What is being asked: Should a line in the entries below contain "user", return that line.

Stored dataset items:
__________________________________________________

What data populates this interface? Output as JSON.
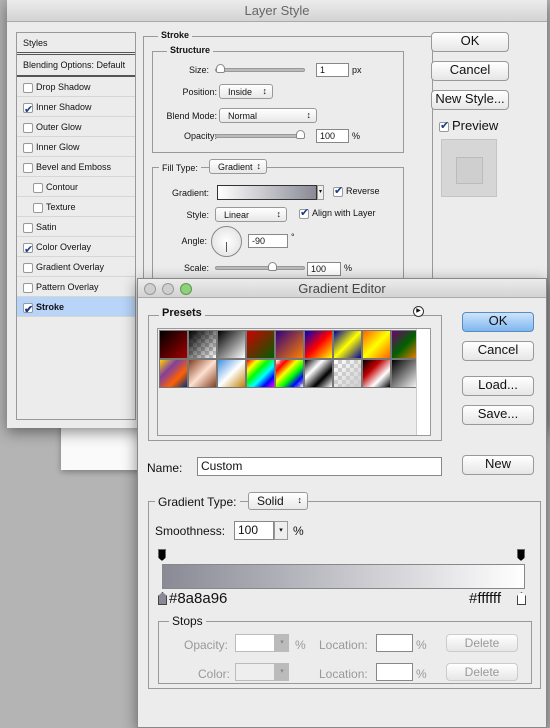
{
  "layer_style": {
    "title": "Layer Style",
    "styles_header": "Styles",
    "blending_options": "Blending Options: Default",
    "items": [
      {
        "label": "Drop Shadow",
        "checked": false,
        "sub": false
      },
      {
        "label": "Inner Shadow",
        "checked": true,
        "sub": false
      },
      {
        "label": "Outer Glow",
        "checked": false,
        "sub": false
      },
      {
        "label": "Inner Glow",
        "checked": false,
        "sub": false
      },
      {
        "label": "Bevel and Emboss",
        "checked": false,
        "sub": false
      },
      {
        "label": "Contour",
        "checked": false,
        "sub": true
      },
      {
        "label": "Texture",
        "checked": false,
        "sub": true
      },
      {
        "label": "Satin",
        "checked": false,
        "sub": false
      },
      {
        "label": "Color Overlay",
        "checked": true,
        "sub": false
      },
      {
        "label": "Gradient Overlay",
        "checked": false,
        "sub": false
      },
      {
        "label": "Pattern Overlay",
        "checked": false,
        "sub": false
      },
      {
        "label": "Stroke",
        "checked": true,
        "sub": false,
        "selected": true
      }
    ],
    "stroke": {
      "title": "Stroke",
      "structure": "Structure",
      "size_label": "Size:",
      "size": "1",
      "size_unit": "px",
      "size_fraction": 0.0,
      "position_label": "Position:",
      "position": "Inside",
      "blend_label": "Blend Mode:",
      "blend": "Normal",
      "opacity_label": "Opacity:",
      "opacity": "100",
      "opacity_unit": "%",
      "opacity_fraction": 1.0,
      "fill_type_label": "Fill Type:",
      "fill_type": "Gradient",
      "gradient_label": "Gradient:",
      "reverse_label": "Reverse",
      "reverse": true,
      "style_label": "Style:",
      "style": "Linear",
      "align_label": "Align with Layer",
      "align": true,
      "angle_label": "Angle:",
      "angle": "-90",
      "angle_unit": "°",
      "scale_label": "Scale:",
      "scale": "100",
      "scale_unit": "%"
    },
    "buttons": {
      "ok": "OK",
      "cancel": "Cancel",
      "new_style": "New Style..."
    },
    "preview_label": "Preview",
    "preview": true
  },
  "gradient_editor": {
    "title": "Gradient Editor",
    "presets_label": "Presets",
    "presets": [
      [
        "#000",
        "#a00000"
      ],
      [
        "#000",
        "transparent"
      ],
      [
        "#000",
        "#fff"
      ],
      [
        "#d00000",
        "#006000"
      ],
      [
        "#300080",
        "#ff8000"
      ],
      [
        "#0000c0",
        "#ff0000",
        "#ffff00"
      ],
      [
        "#0000a0",
        "#ffff00",
        "#0000a0"
      ],
      [
        "#ff6000",
        "#ffff00",
        "#ff6000"
      ],
      [
        "#700070",
        "#006000",
        "#ff8000"
      ],
      [
        "#ffd000",
        "#8040a0",
        "#ff6000",
        "#003080"
      ],
      [
        "#804020",
        "#ffe0d0",
        "#804020"
      ],
      [
        "#4090e0",
        "#fff",
        "#c08000"
      ],
      [
        "#ff0000",
        "#ffff00",
        "#00ff00",
        "#00ffff",
        "#0000ff",
        "#ff00ff"
      ],
      [
        "transparent",
        "#ff0000",
        "#ffff00",
        "#00ff00",
        "#0000ff",
        "transparent"
      ],
      [
        "#000",
        "#fff",
        "#000",
        "#fff"
      ],
      [
        "transparent",
        "#ccc"
      ],
      [
        "#000",
        "#c00000",
        "#fff",
        "#000"
      ],
      [
        "#000",
        "#fff"
      ]
    ],
    "buttons": {
      "ok": "OK",
      "cancel": "Cancel",
      "load": "Load...",
      "save": "Save...",
      "new": "New"
    },
    "name_label": "Name:",
    "name": "Custom",
    "gradient_type_label": "Gradient Type:",
    "gradient_type": "Solid",
    "smoothness_label": "Smoothness:",
    "smoothness": "100",
    "smoothness_unit": "%",
    "start_color": "#8a8a96",
    "end_color": "#ffffff",
    "stops": {
      "title": "Stops",
      "opacity_label": "Opacity:",
      "opacity_unit": "%",
      "color_label": "Color:",
      "location_label": "Location:",
      "location_unit": "%",
      "delete": "Delete"
    }
  }
}
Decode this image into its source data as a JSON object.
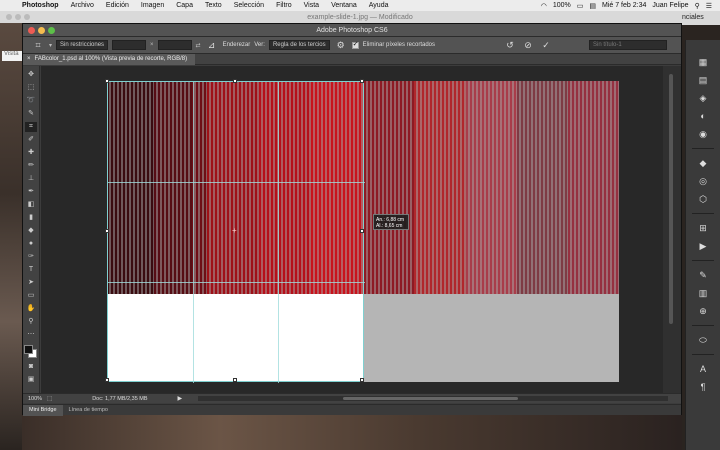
{
  "menubar": {
    "app": "Photoshop",
    "items": [
      "Archivo",
      "Edición",
      "Imagen",
      "Capa",
      "Texto",
      "Selección",
      "Filtro",
      "Vista",
      "Ventana",
      "Ayuda"
    ],
    "battery": "100%",
    "datetime": "Mié 7 feb  2:34",
    "user": "Juan Felipe"
  },
  "background_window": {
    "title": "example-slide-1.jpg — Modificado",
    "left_fragment": "Visita",
    "right_fragment": "nciales"
  },
  "photoshop": {
    "title": "Adobe Photoshop CS6",
    "options": {
      "ratio": "Sin restricciones",
      "swap": "⇄",
      "straighten": "Enderezar",
      "view_label": "Ver:",
      "view": "Regla de los tercios",
      "delete_cropped": "Eliminar píxeles recortados",
      "preset": "Sin título-1"
    },
    "doc_tab": "FABcolor_1.psd al 100% (Vista previa de recorte, RGB/8)",
    "tooltip": {
      "width": "An.: 6,88 cm",
      "height": "Al.: 8,65 cm"
    },
    "status": {
      "zoom": "100%",
      "doc": "Doc: 1,77 MB/2,35 MB"
    },
    "panels": [
      "Mini Bridge",
      "Línea de tiempo"
    ]
  },
  "colors": {
    "accent": "#7fd0d0",
    "stripes": [
      "#3a0c10",
      "#560d14",
      "#6e0d16",
      "#9e1018",
      "#b5101a",
      "#c8121c",
      "#8d1a24",
      "#b0272c",
      "#a83d4a",
      "#7e3b44",
      "#953040"
    ]
  }
}
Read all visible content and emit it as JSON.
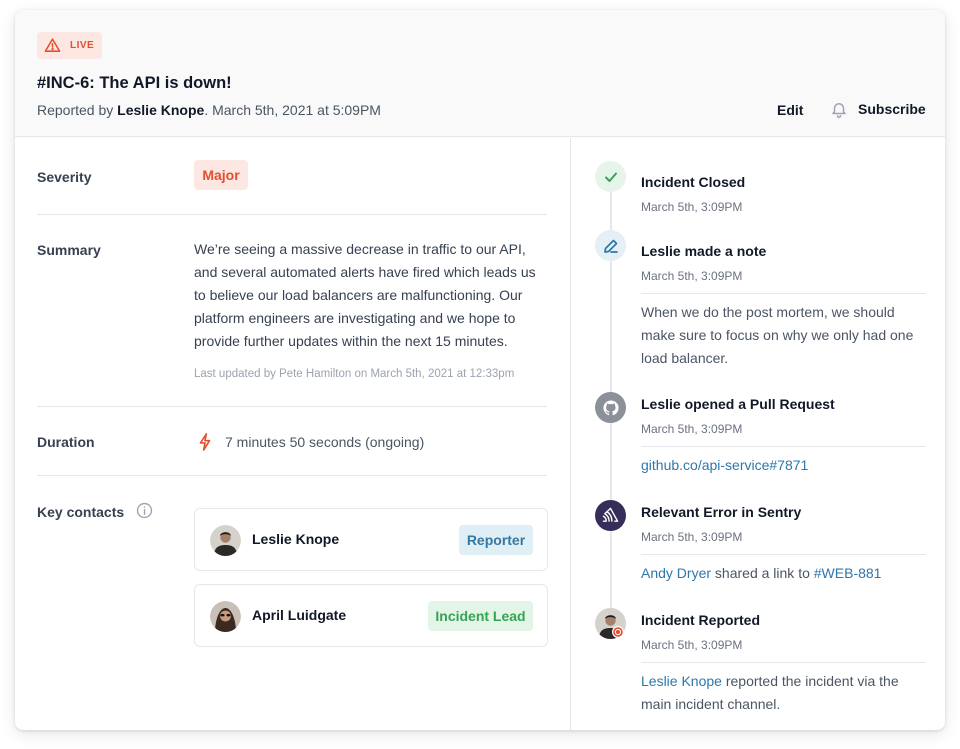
{
  "header": {
    "live_label": "LIVE",
    "title": "#INC-6: The API is down!",
    "reported_prefix": "Reported by",
    "reporter": "Leslie Knope",
    "reported_suffix": ". March 5th, 2021 at 5:09PM",
    "edit_label": "Edit",
    "subscribe_label": "Subscribe",
    "icons": [
      "warning-triangle-icon",
      "bell-icon"
    ]
  },
  "details": {
    "severity_label": "Severity",
    "severity_value": "Major",
    "summary_label": "Summary",
    "summary_text": "We’re seeing a massive decrease in traffic to our API, and several automated alerts have fired which leads us to believe our load balancers are malfunctioning. Our platform engineers are investigating and we hope to provide further updates within the next 15 minutes.",
    "last_updated": "Last updated by Pete Hamilton on March 5th, 2021 at 12:33pm",
    "duration_label": "Duration",
    "duration_value": "7 minutes 50 seconds (ongoing)",
    "contacts_label": "Key contacts",
    "contacts": [
      {
        "name": "Leslie Knope",
        "role": "Reporter"
      },
      {
        "name": "April Luidgate",
        "role": "Incident Lead"
      }
    ]
  },
  "timeline": [
    {
      "icon": "check-icon",
      "title": "Incident Closed",
      "time": "March 5th, 3:09PM"
    },
    {
      "icon": "pencil-icon",
      "title": "Leslie made a note",
      "time": "March 5th, 3:09PM",
      "body": "When we do the post mortem, we should make sure to focus on why we only had one load balancer."
    },
    {
      "icon": "github-icon",
      "title": "Leslie opened a Pull Request",
      "time": "March 5th, 3:09PM",
      "link": "github.co/api-service#7871"
    },
    {
      "icon": "sentry-icon",
      "title": "Relevant Error in Sentry",
      "time": "March 5th, 3:09PM",
      "user": "Andy Dryer",
      "mid": " shared a link to ",
      "link": "#WEB-881"
    },
    {
      "icon": "avatar-alert-icon",
      "title": "Incident Reported",
      "time": "March 5th, 3:09PM",
      "user": "Leslie Knope",
      "body": " reported the incident via the main incident channel."
    }
  ],
  "colors": {
    "accent_red": "#e1502f",
    "link_blue": "#2f77a8",
    "success_green": "#37a354",
    "sentry_purple": "#362d59"
  }
}
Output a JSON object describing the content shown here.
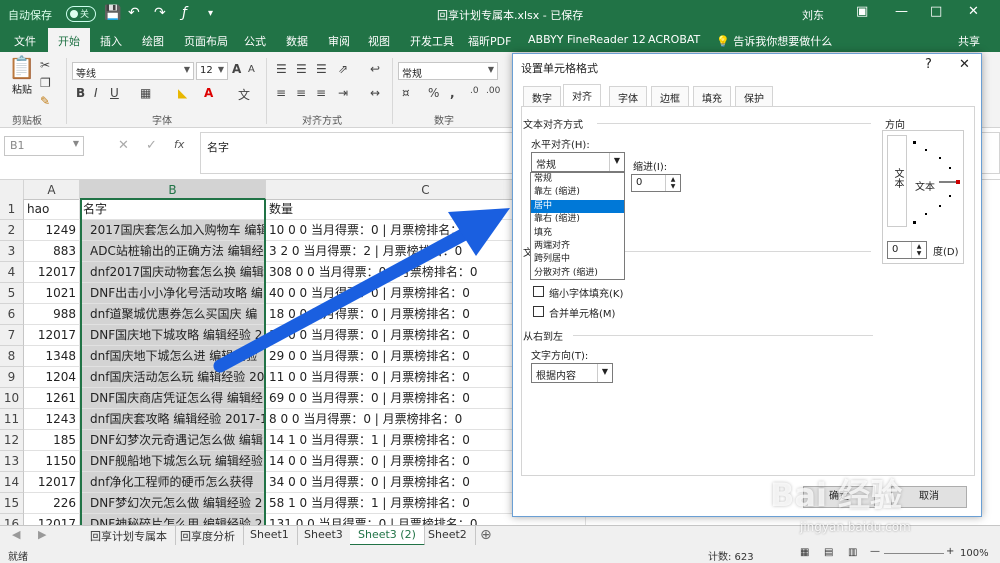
{
  "titlebar": {
    "autosave": "自动保存",
    "toggle": "关",
    "doc_title": "回享计划专属本.xlsx - 已保存",
    "user": "刘东",
    "icons": [
      "save-icon",
      "undo-icon",
      "redo-icon",
      "fx-icon",
      "customize-qat-icon"
    ]
  },
  "tabs": [
    "文件",
    "开始",
    "插入",
    "绘图",
    "页面布局",
    "公式",
    "数据",
    "审阅",
    "视图",
    "开发工具",
    "福昕PDF",
    "ABBYY FineReader 12",
    "ACROBAT"
  ],
  "tell_me": "告诉我你想要做什么",
  "share": "共享",
  "ribbon": {
    "paste": "粘贴",
    "clipboard": "剪贴板",
    "font_name": "等线",
    "font_size": "12",
    "font_group": "字体",
    "align_group": "对齐方式",
    "number_format": "常规",
    "number_group": "数字",
    "bold": "B",
    "italic": "I",
    "underline": "U",
    "font_a": "A",
    "wen": "文",
    "percent": "%",
    "comma": ","
  },
  "formula_bar": {
    "name_box": "B1",
    "fx": "fx",
    "content": "名字"
  },
  "grid": {
    "columns": [
      "A",
      "B",
      "C"
    ],
    "rows": [
      {
        "n": "1",
        "a": "hao",
        "b": "名字",
        "c": "数量"
      },
      {
        "n": "2",
        "a": "1249",
        "b": "2017国庆套怎么加入购物车 编辑",
        "c": "10 0 0 当月得票：0 | 月票榜排名：0"
      },
      {
        "n": "3",
        "a": "883",
        "b": "ADC站桩输出的正确方法 编辑经",
        "c": "3 2 0 当月得票：2 | 月票榜排名：0"
      },
      {
        "n": "4",
        "a": "12017",
        "b": "dnf2017国庆动物套怎么换 编辑",
        "c": "308 0 0 当月得票：0 | 月票榜排名：0"
      },
      {
        "n": "5",
        "a": "1021",
        "b": "DNF出击小小净化号活动攻略 编",
        "c": "40 0 0 当月得票：0 | 月票榜排名：0"
      },
      {
        "n": "6",
        "a": "988",
        "b": "dnf道聚城优惠券怎么买国庆 编",
        "c": "18 0 0 当月得票：0 | 月票榜排名：0"
      },
      {
        "n": "7",
        "a": "12017",
        "b": "DNF国庆地下城攻略 编辑经验 2",
        "c": "12 0 0 当月得票：0 | 月票榜排名：0"
      },
      {
        "n": "8",
        "a": "1348",
        "b": "dnf国庆地下城怎么进 编辑经验",
        "c": "29 0 0 当月得票：0 | 月票榜排名：0"
      },
      {
        "n": "9",
        "a": "1204",
        "b": "dnf国庆活动怎么玩 编辑经验 20",
        "c": "11 0 0 当月得票：0 | 月票榜排名：0"
      },
      {
        "n": "10",
        "a": "1261",
        "b": "DNF国庆商店凭证怎么得 编辑经",
        "c": "69 0 0 当月得票：0 | 月票榜排名：0"
      },
      {
        "n": "11",
        "a": "1243",
        "b": "dnf国庆套攻略 编辑经验 2017-1",
        "c": "8 0 0 当月得票：0 | 月票榜排名：0"
      },
      {
        "n": "12",
        "a": "185",
        "b": "DNF幻梦次元奇遇记怎么做 编辑",
        "c": "14 1 0 当月得票：1 | 月票榜排名：0"
      },
      {
        "n": "13",
        "a": "1150",
        "b": "DNF舰船地下城怎么玩 编辑经验",
        "c": "14 0 0 当月得票：0 | 月票榜排名：0"
      },
      {
        "n": "14",
        "a": "12017",
        "b": "dnf净化工程师的硬币怎么获得",
        "c": "34 0 0 当月得票：0 | 月票榜排名：0"
      },
      {
        "n": "15",
        "a": "226",
        "b": "DNF梦幻次元怎么做 编辑经验 2",
        "c": "58 1 0 当月得票：1 | 月票榜排名：0"
      },
      {
        "n": "16",
        "a": "12017",
        "b": "DNF神秘碎片怎么用 编辑经验 2",
        "c": "131 0 0 当月得票：0 | 月票榜排名：0"
      }
    ]
  },
  "sheets": [
    "回享计划专属本",
    "回享度分析",
    "Sheet1",
    "Sheet3",
    "Sheet3 (2)",
    "Sheet2"
  ],
  "active_sheet": "Sheet3 (2)",
  "status": {
    "mode": "就绪",
    "count": "计数: 623",
    "zoom": "100%"
  },
  "dialog": {
    "title": "设置单元格格式",
    "help": "?",
    "close": "✕",
    "tabs": [
      "数字",
      "对齐",
      "字体",
      "边框",
      "填充",
      "保护"
    ],
    "active_tab": "对齐",
    "text_alignment": "文本对齐方式",
    "horizontal_label": "水平对齐(H):",
    "horizontal_value": "常规",
    "indent_label": "缩进(I):",
    "indent_value": "0",
    "dropdown_items": [
      "常规",
      "靠左 (缩进)",
      "居中",
      "靠右 (缩进)",
      "填充",
      "两端对齐",
      "跨列居中",
      "分散对齐 (缩进)"
    ],
    "highlighted_item": "居中",
    "text_control_short": "文",
    "shrink_label": "缩小字体填充(K)",
    "merge_label": "合并单元格(M)",
    "rtl_section": "从右到左",
    "direction_label": "文字方向(T):",
    "direction_value": "根据内容",
    "orientation_section": "方向",
    "orientation_vertical": "文本",
    "orientation_text": "文本",
    "degrees_value": "0",
    "degrees_label": "度(D)",
    "ok": "确定",
    "cancel": "取消"
  },
  "watermark": {
    "main": "Bai 经验",
    "sub": "jingyan.baidu.com"
  },
  "colors": {
    "excel_green": "#217346",
    "arrow_blue": "#1a5fe0",
    "highlight": "#0078d7"
  }
}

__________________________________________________

Solution to the problem:
    "user": "Juan Felipe"
      "user": "Andy Dryer",
      "user": "Leslie Knope",
    "user": "刘东",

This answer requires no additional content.